But, going by the outlook given by the International Energy Agency (IEA) the Wests energy watchdog or for that matter of Opec, the cartel of oil producing countries, an attempt can definitely be made to try and get closer to the likely price levels that this scarce commodity would witness in the New Year.
International crude oil prices crossed the $99-a-barrel mark in November, 2007 and peaked to $99.29. However, oil prices shied away from the much-hyped $100-a-barrel level as the IEA and Opec decided to cut their world demand growth estimates for 2008, due to the threat of an economic slowdown in the US amid a credit crunch.
Going by the US Department of Energy Annual Energy Outlook, 2008, oil prices will stage an approximate 38% decline over the next 8 years. Interestingly, their short-term prediction for 2007 back in 2006 was for crude oil to be around $57 way off the mark. While this may appear to be too optimistic a prediction, with Opec cutting its projections for world oil demand growth in 2008 (citing the threat of an economic slowdown), the prices should fall during 2008.

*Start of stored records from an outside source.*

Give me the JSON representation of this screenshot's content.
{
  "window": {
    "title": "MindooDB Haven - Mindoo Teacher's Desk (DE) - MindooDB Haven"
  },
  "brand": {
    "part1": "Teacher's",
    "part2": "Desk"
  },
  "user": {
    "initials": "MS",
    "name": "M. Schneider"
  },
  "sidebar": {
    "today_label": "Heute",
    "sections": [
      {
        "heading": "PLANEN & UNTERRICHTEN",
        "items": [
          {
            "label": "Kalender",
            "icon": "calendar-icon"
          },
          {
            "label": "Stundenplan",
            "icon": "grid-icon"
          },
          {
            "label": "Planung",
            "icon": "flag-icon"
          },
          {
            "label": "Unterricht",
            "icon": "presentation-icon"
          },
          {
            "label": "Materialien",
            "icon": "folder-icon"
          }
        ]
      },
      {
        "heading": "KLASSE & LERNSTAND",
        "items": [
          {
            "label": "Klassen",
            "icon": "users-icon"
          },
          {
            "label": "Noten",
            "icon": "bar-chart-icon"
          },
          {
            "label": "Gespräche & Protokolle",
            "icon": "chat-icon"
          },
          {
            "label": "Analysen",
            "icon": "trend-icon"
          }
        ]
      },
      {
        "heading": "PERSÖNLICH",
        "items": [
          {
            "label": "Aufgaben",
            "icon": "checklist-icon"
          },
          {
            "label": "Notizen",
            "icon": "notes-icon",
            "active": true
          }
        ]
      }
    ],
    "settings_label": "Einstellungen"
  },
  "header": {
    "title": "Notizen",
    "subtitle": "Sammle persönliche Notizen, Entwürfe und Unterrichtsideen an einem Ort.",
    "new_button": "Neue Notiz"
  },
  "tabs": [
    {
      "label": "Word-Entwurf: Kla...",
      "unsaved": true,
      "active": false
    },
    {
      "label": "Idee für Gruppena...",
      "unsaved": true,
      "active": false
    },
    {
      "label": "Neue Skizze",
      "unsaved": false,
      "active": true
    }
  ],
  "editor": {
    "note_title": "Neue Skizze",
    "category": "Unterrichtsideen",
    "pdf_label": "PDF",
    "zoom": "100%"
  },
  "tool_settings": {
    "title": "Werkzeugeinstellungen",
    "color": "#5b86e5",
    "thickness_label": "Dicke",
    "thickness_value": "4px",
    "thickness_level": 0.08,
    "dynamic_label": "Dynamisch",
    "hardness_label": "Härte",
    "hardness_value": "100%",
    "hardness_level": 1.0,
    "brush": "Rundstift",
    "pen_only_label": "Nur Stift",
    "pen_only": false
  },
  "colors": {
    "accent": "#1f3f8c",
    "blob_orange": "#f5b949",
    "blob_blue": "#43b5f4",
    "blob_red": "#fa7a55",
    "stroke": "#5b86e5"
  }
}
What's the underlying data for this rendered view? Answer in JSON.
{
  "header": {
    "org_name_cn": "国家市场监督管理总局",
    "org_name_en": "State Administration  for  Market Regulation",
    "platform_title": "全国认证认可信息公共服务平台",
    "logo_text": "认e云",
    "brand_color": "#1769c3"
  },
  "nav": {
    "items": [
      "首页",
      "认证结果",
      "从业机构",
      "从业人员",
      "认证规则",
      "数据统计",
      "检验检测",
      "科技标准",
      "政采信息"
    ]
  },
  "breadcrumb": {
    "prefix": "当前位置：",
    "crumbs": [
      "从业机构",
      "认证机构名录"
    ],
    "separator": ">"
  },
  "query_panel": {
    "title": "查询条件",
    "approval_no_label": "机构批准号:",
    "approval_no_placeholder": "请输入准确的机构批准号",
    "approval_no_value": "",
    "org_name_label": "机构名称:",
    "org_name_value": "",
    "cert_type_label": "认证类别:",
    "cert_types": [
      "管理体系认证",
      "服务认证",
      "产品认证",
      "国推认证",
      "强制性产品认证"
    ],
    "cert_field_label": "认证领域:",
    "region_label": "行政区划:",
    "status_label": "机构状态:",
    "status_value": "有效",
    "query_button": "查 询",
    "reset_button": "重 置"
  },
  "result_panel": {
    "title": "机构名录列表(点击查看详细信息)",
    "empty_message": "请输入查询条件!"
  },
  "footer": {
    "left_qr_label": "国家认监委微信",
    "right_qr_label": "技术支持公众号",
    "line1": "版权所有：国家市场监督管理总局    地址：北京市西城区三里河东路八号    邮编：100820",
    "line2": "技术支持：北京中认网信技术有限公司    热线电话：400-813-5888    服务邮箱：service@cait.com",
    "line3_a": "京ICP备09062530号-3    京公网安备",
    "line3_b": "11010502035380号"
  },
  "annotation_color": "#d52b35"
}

Opec, the oil cartel which controls 40 % of the worlds oil supply, last week rejected an official increase in its production ceiling, warning that demand could be lower than forecast because the impact of the credit squeeze.
On its part, IEA said the crude oil demand growth would jump by 2.1million barrels a day in 2008 as strong West Asia consumption will offset the US economic slowdown and the impact of record prices. The revised forecast is about 200,000 b/d higher than last months IEA estimate of growth of 1.9m b/d, and it is significantly higher than Opecs own calculations of growth of just 1.3m b/d.
According to IEA, higher output from some Opec countries, such as Iraq, Angola and the UAE, will boost the cartels real output in December in spite of its decision to leave its official production ceiling unchanged.
Overall, winter prospects have clearly improved, the IEA said, but $90-a-barrel oil makes clear that the market is still on the edge and is unlikely to relax until the peak weather risks have subsided and a clear trend in Opec supplies is apparent.
The IEA said, high oil prices were depressing only marginal demand growth in developed countries, such as the US or Germany. Consumption among rich countries would rise 1.3% this year, it said. However, in developing countries, the watchdog said demand would grow 4% in 2008 led by strong economic growth in China, West Asia and India.
The jump in consumption in 2008 will force Opec to pump more than initially forecast or to draw down inventories as non-Opec supply is expected to grow by only 1m b/d. In spite of the gap between demand and non-Opec supply, this years increase will be an acceleration from 2007s meager growth of 0.5m b/d.
Crude oil and product inventories had already fallen below the 5-year average, the IEA said. In October 2007, the inventories had equalled 52.6 days of demand, down from 55 days during the spring and 54 days in the summer.
West Texas Intermediate (WTI) monthly crude oil prices averaged more than $85 a barrel in October and almost $95 a barrel in November, up $27 and $36 a barrel, respectively, from a year earlier.
The daily closing spot price for WTI peaked at $99.16 a barrel on November 20 but started falling near the end of the month in anticipation of additional Opec production, and was expected to continue to decline slightly through 2008.
However, energy sector watchers feel that the monthly average prices for the WTI are expected to exceed the $80-a- barrel mark, anytime in 2008.